British and foreign shipowners are complaining as they mount a fresh attack on light dues that are about to be increased.
Modern cargo ships with state-of-the-art navigation systems are being forced to subsidise other craft using UK ports by paying for services they do not need, British and foreign shipowners are complaining as they mount a fresh attack on light dues that are about to be increased.
The government is preparing to raise the charges levied to cover the cost of navigational aids in the coming year at a time when shipping lines are under intense financial pressure.
A private members bill may now be introduced to Parliament proposing abolition of the light dues subsidy to the Irish Republic and a public inquiry into the three lighthouse authorities that are responsible for navigational safety around the British Isles.
Lord Tony Berkeley, who has agreed to table the bill, is investigating whether cross-party support can be obtained and is also seeking a Member of Parliament who would champion the legislation in the House of Commons.
The Independent Light Dues Forum, which has been lobbying for a more equitable system for many years, claims the planned tax rise is the result of poor investment returns by the government that have seriously depressed the value of a reserve fund set aside as a contingency to cover pensions and other emergencies.
To make matters worse, shipowners are having to contribute much more towards the highly controversial subsidy to the Irish government because of the appreciation of the euro against the British pound. The size of the annual levy is expected to virtually double to around £16m in the fiscal year 2009/10, according to ILDF spokesman Mark Bookham of Wallenius Wilhelmsen Logistics.

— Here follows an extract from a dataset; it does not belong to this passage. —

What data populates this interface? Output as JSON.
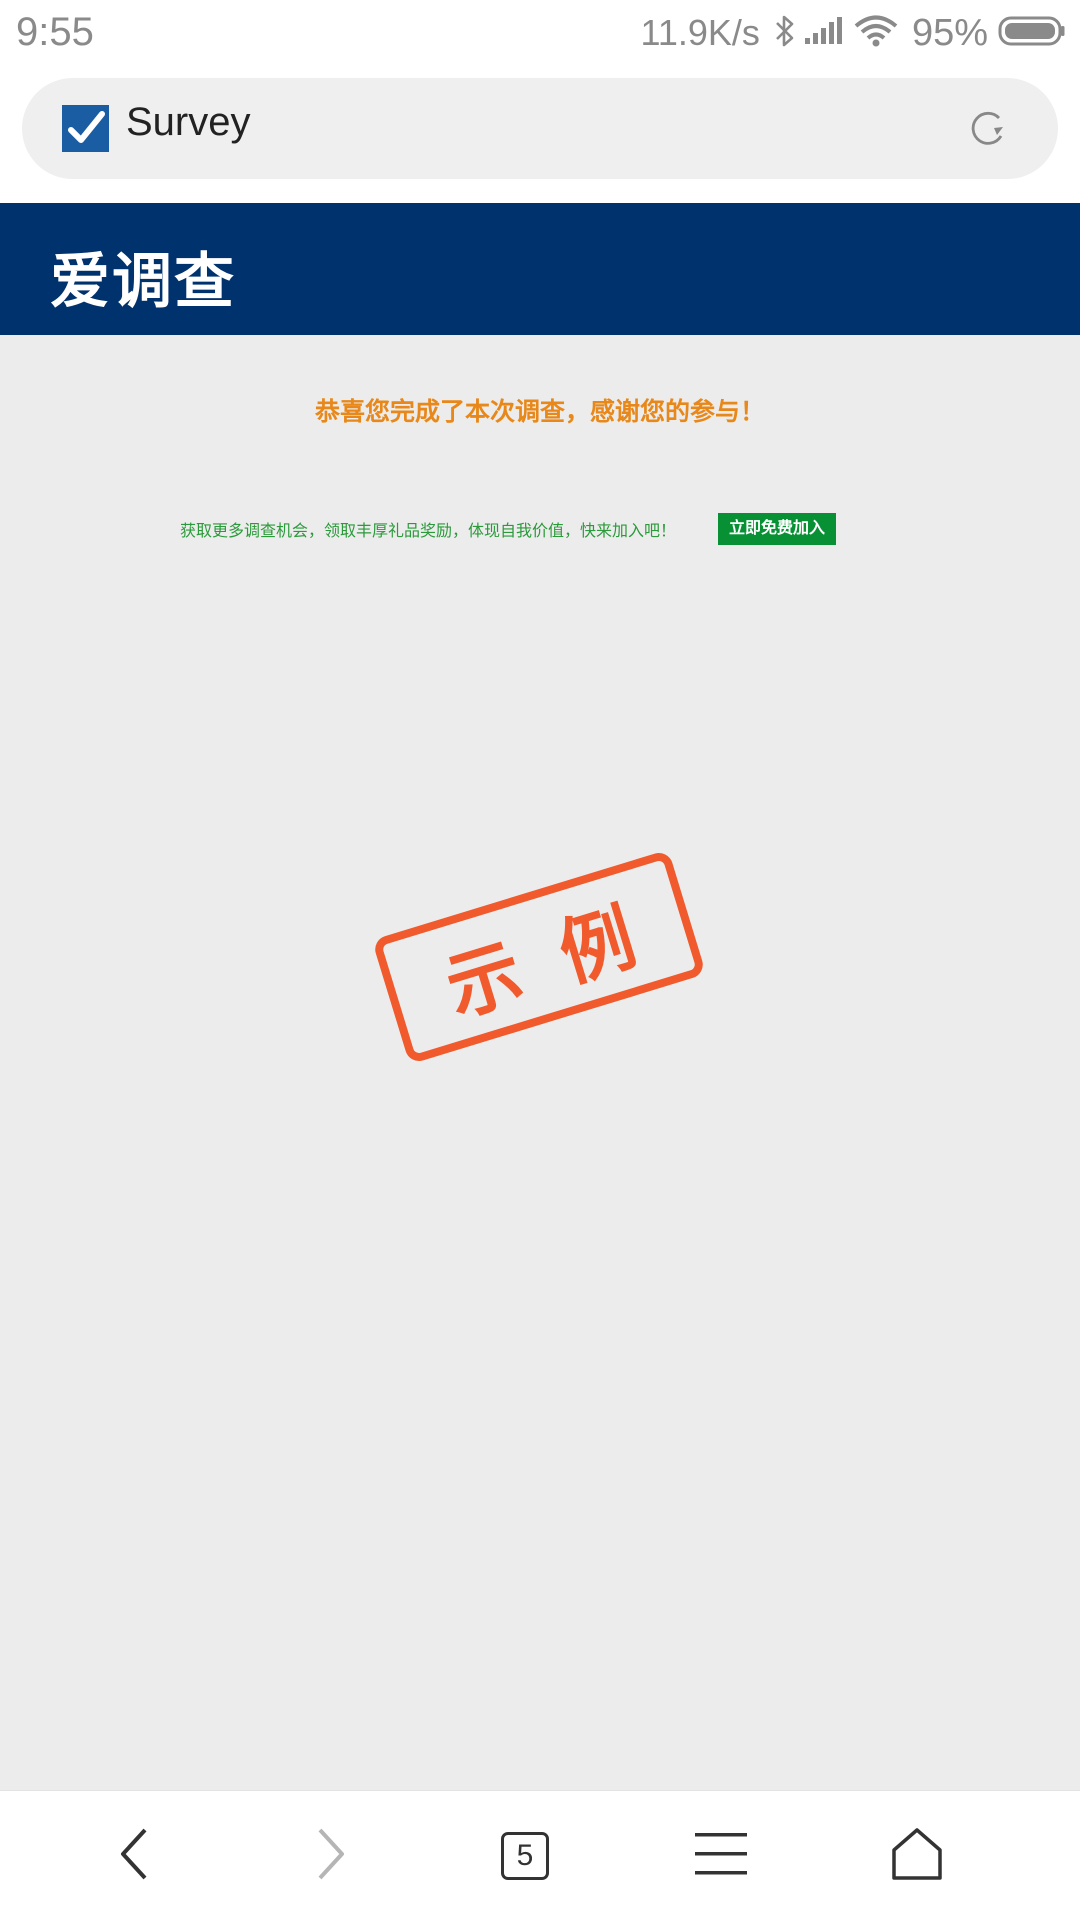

The Department for Transport is expected to announce next month an increase of 4 pence to 39 pence per tonne in light dues that will add significantly to ship operating costs.
Containership pays around £12,500 per UK port call
A large containership already pays around £12,500 per UK port call, up to a maximum of seven visits a year after which the fee is capped. But for a ship deployed in the longhaul trades such the Asia-Europe route, that is likely to account for every call during the year, whereas a ferry would start to benefit from the levy ceiling very quickly.
The ILDF, which represents Maersk Line, WWL, and the three big Japanese lines NYK, K Line and MOL, believes costs could be saved by amalgamating the three lighthouse authorities; Trinity House which is responsible for navigational aids around the coasts of England and Wales; the Northern Lighthouse Board for Scotland; and the Commissioners for Irish Lights.
Although that would be fiercely resisted by the trio, the ILDF hopes that they would welcome the chance to present their side of the argument.
?The air has to be cleared,? said ILDF spokesman Mark Watts, ?We need a long-term solution? that would bring to an end the tension between the two sides.
Shipowners say they would like to have a say in how the lighthouse authorities are run and be part of any reforms.
The lobby group also believes the reserve fund is unnecessarily large, even though it is thought to have fallen by about 27% over the last year to £80m because of losses on its share portfolio.
The contingency fund includes about £40m set aside to cover pension liabilities in the event that income from light dues falls.
These liabilities were to have been ringfenced under a proposal contained in the Marine Navigation Bill.
But that bill was not mentioned in the recent Queen"s speech setting out the government"s legislative agenda, leaving the whole issue in legal limbo.
Even so the ILDF, whose members account for around half the light dues revenue raised each year, does not agree that such a large reserve is needed, and is strongly opposed to planned fee increases to cover the cost of maintaining the fund at what the government believes is a safe level.
There are now fears the current rate 35 pence per tonne could go up to 47 pence in three years" time, adding an annual £21m to shipowners" costs for UK port calls in 2012.
In total, the additional outlay would amount to £42m over the coming three years, with that burden falling mostly on ships that do not need the navigational aids. Owners whose vessels have to finance light dues argue that they are paying for the safety of less sophisticated ships and boats that escape the levy because of their size.